- Tassiane Junqueira [PhD] , co-supervised by Dr. Leybourne
- Nima Saberi [PhD]
- Dr. Thamali Kariyawasam [postdoc]
- Dr. Adriana Guatame-Garcia [postdoc]
Former group members:
- Jacob Pinter [MSc]
- Colton Bentley [MSc]
- Bailey Jones
- Rachel McLaughlin
- Guangshu Jiang [MSc]
Research Interests/Current Research
My current research centers around metal contaminants. One project focuses on metal mobilization from mine wastes: the control and mitigation of mine waste (waste rock, tailings and wastewater) is a major environmental concern for mines in Canada and around the world. We work on projects aimed at preventing metal mobilization as well as recovery of valuable metals. We study the controls of biogeochemical reactions and mass transport limitations on mine effluent quality, upscaling phenomena in predictive models, and also address specific industry-driven engineering questions from mining partners in Canada and Peru.
A second project concerns emerging trace metal contaminants in the Great Lakes/St. Lawrence drainage basin. In light of Canada’s recent efforts in improving the understanding of emerging contaminants and management of wastewater effluent and biosolids, we collaborate with industry and government partners and examine baseline occurrence patterns of trace element solutes in the Great Lakes and its tributaries, and study discharges of major metals and emerging trace elements via wastewater. We conduct large-scale screenings of surface water concentrations, wastewater discharges and metal loads in municipal and industrial treatment plants and use geospatial statistics to establish regional budgets and identify societal sources.

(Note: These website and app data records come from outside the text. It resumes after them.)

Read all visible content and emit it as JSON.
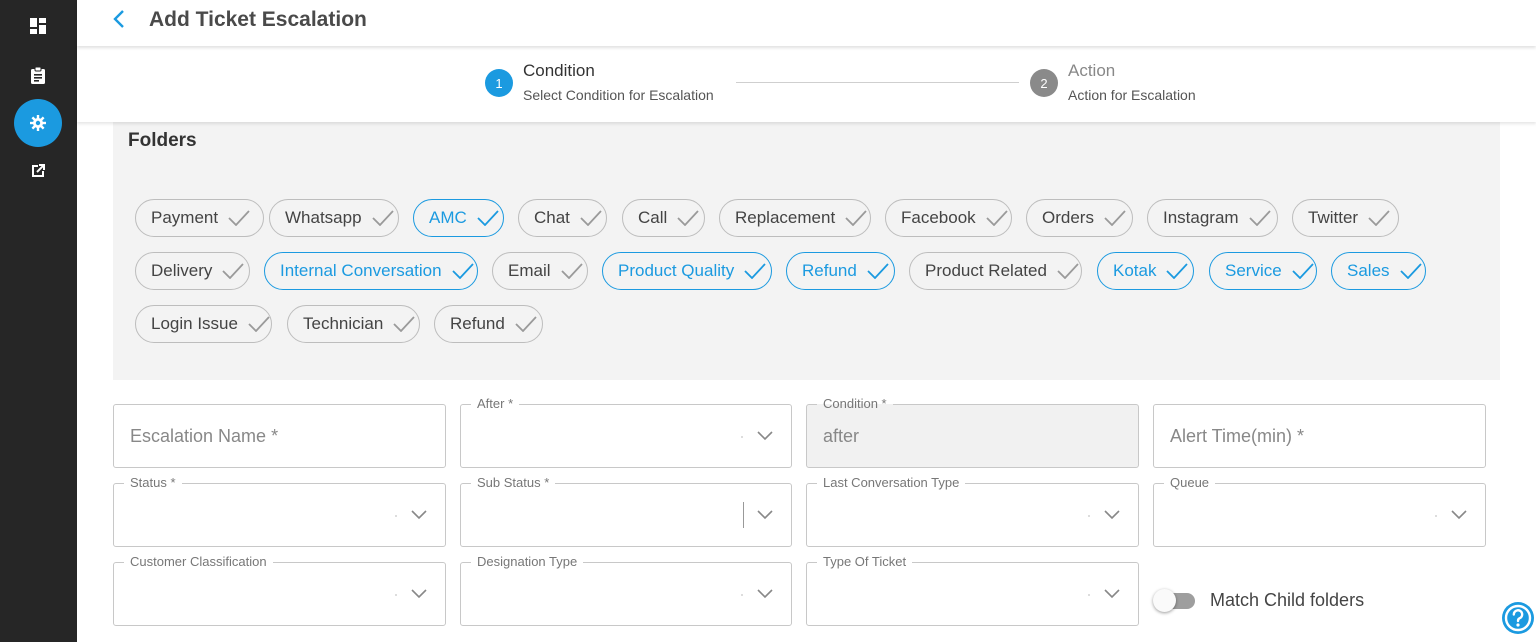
{
  "header": {
    "title": "Add Ticket Escalation"
  },
  "sidebar": {
    "items": [
      {
        "name": "dashboard",
        "icon": "dashboard-icon"
      },
      {
        "name": "tickets",
        "icon": "clipboard-icon"
      },
      {
        "name": "settings",
        "icon": "gear-icon",
        "active": true
      },
      {
        "name": "open-external",
        "icon": "external-link-icon"
      }
    ]
  },
  "stepper": {
    "steps": [
      {
        "number": "1",
        "title": "Condition",
        "subtitle": "Select Condition for Escalation",
        "active": true
      },
      {
        "number": "2",
        "title": "Action",
        "subtitle": "Action for Escalation",
        "active": false
      }
    ]
  },
  "folders": {
    "title": "Folders",
    "chips": [
      {
        "label": "Payment",
        "selected": false
      },
      {
        "label": "Whatsapp",
        "selected": false
      },
      {
        "label": "AMC",
        "selected": true
      },
      {
        "label": "Chat",
        "selected": false
      },
      {
        "label": "Call",
        "selected": false
      },
      {
        "label": "Replacement",
        "selected": false
      },
      {
        "label": "Facebook",
        "selected": false
      },
      {
        "label": "Orders",
        "selected": false
      },
      {
        "label": "Instagram",
        "selected": false
      },
      {
        "label": "Twitter",
        "selected": false
      },
      {
        "label": "Delivery",
        "selected": false
      },
      {
        "label": "Internal Conversation",
        "selected": true
      },
      {
        "label": "Email",
        "selected": false
      },
      {
        "label": "Product Quality",
        "selected": true
      },
      {
        "label": "Refund",
        "selected": true
      },
      {
        "label": "Product Related",
        "selected": false
      },
      {
        "label": "Kotak",
        "selected": true
      },
      {
        "label": "Service",
        "selected": true
      },
      {
        "label": "Sales",
        "selected": true
      },
      {
        "label": "Login Issue",
        "selected": false
      },
      {
        "label": "Technician",
        "selected": false
      },
      {
        "label": "Refund",
        "selected": false
      }
    ]
  },
  "form": {
    "escalation_name": {
      "placeholder": "Escalation Name *",
      "value": ""
    },
    "after": {
      "label": "After *",
      "value": ""
    },
    "condition": {
      "label": "Condition *",
      "value": "after"
    },
    "alert_time": {
      "placeholder": "Alert Time(min) *",
      "value": ""
    },
    "status": {
      "label": "Status *",
      "value": ""
    },
    "sub_status": {
      "label": "Sub Status *",
      "value": ""
    },
    "last_conversation_type": {
      "label": "Last Conversation Type",
      "value": ""
    },
    "queue": {
      "label": "Queue",
      "value": ""
    },
    "customer_classification": {
      "label": "Customer Classification",
      "value": ""
    },
    "designation_type": {
      "label": "Designation Type",
      "value": ""
    },
    "type_of_ticket": {
      "label": "Type Of Ticket",
      "value": ""
    },
    "match_child_folders": {
      "label": "Match Child folders",
      "enabled": false
    }
  },
  "colors": {
    "accent": "#1b9ae0",
    "sidebar_bg": "#262626",
    "panel_bg": "#f3f3f3",
    "inactive_step": "#8a8a8a"
  }
}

Research projects for interested students can be tailored and range from analytical method development for (ultra) trace-level metal analyses, geospatial statistical modeling and environmental impact assessments to laboratory studies into attenuation and elimination mechanisms or recovery options for valuable metals.
- American Geophysical Union (AGU)
- European Association of Geochemistry (EAG)
- American Chemical Society (ACS)
- Professional Engineers Ontario (PEO)